### Dataset
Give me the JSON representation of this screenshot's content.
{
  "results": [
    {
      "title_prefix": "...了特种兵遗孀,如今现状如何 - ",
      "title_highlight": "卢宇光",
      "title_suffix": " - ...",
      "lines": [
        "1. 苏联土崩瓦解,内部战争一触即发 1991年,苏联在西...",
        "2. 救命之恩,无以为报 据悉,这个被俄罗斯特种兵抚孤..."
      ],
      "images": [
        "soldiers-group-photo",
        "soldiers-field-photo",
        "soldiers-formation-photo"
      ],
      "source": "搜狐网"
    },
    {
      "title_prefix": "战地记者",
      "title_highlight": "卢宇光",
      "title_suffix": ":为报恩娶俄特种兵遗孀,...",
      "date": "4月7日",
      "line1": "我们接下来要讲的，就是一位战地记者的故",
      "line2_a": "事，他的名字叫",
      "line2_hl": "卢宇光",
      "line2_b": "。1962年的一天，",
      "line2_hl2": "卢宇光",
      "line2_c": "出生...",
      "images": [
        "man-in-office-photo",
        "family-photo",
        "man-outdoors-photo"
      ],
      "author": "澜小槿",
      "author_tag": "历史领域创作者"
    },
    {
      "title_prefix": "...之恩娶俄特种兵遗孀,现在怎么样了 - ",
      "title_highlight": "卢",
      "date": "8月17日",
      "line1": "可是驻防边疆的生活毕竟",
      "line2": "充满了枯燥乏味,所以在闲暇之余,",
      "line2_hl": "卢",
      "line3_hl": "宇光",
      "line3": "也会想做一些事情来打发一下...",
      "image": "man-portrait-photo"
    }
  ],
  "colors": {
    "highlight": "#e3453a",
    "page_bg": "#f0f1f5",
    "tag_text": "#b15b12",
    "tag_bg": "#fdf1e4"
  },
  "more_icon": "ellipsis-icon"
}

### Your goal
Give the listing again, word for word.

### Answer section
Give me the JSON representation of this screenshot's content.
{
  "results": [
    {
      "title_prefix": "...了特种兵遗孀,如今现状如何 - ",
      "title_highlight": "卢宇光",
      "title_suffix": " - ...",
      "lines": [
        "1. 苏联土崩瓦解,内部战争一触即发 1991年,苏联在西...",
        "2. 救命之恩,无以为报 据悉,这个被俄罗斯特种兵抚孤..."
      ],
      "images": [
        "soldiers-group-photo",
        "soldiers-field-photo",
        "soldiers-formation-photo"
      ],
      "source": "搜狐网"
    },
    {
      "title_prefix": "战地记者",
      "title_highlight": "卢宇光",
      "title_suffix": ":为报恩娶俄特种兵遗孀,...",
      "date": "4月7日",
      "line1": "我们接下来要讲的，就是一位战地记者的故",
      "line2_a": "事，他的名字叫",
      "line2_hl": "卢宇光",
      "line2_b": "。1962年的一天，",
      "line2_hl2": "卢宇光",
      "line2_c": "出生...",
      "images": [
        "man-in-office-photo",
        "family-photo",
        "man-outdoors-photo"
      ],
      "author": "澜小槿",
      "author_tag": "历史领域创作者"
    },
    {
      "title_prefix": "...之恩娶俄特种兵遗孀,现在怎么样了 - ",
      "title_highlight": "卢",
      "date": "8月17日",
      "line1": "可是驻防边疆的生活毕竟",
      "line2": "充满了枯燥乏味,所以在闲暇之余,",
      "line2_hl": "卢",
      "line3_hl": "宇光",
      "line3": "也会想做一些事情来打发一下...",
      "image": "man-portrait-photo"
    }
  ],
  "colors": {
    "highlight": "#e3453a",
    "page_bg": "#f0f1f5",
    "tag_text": "#b15b12",
    "tag_bg": "#fdf1e4"
  },
  "more_icon": "ellipsis-icon"
}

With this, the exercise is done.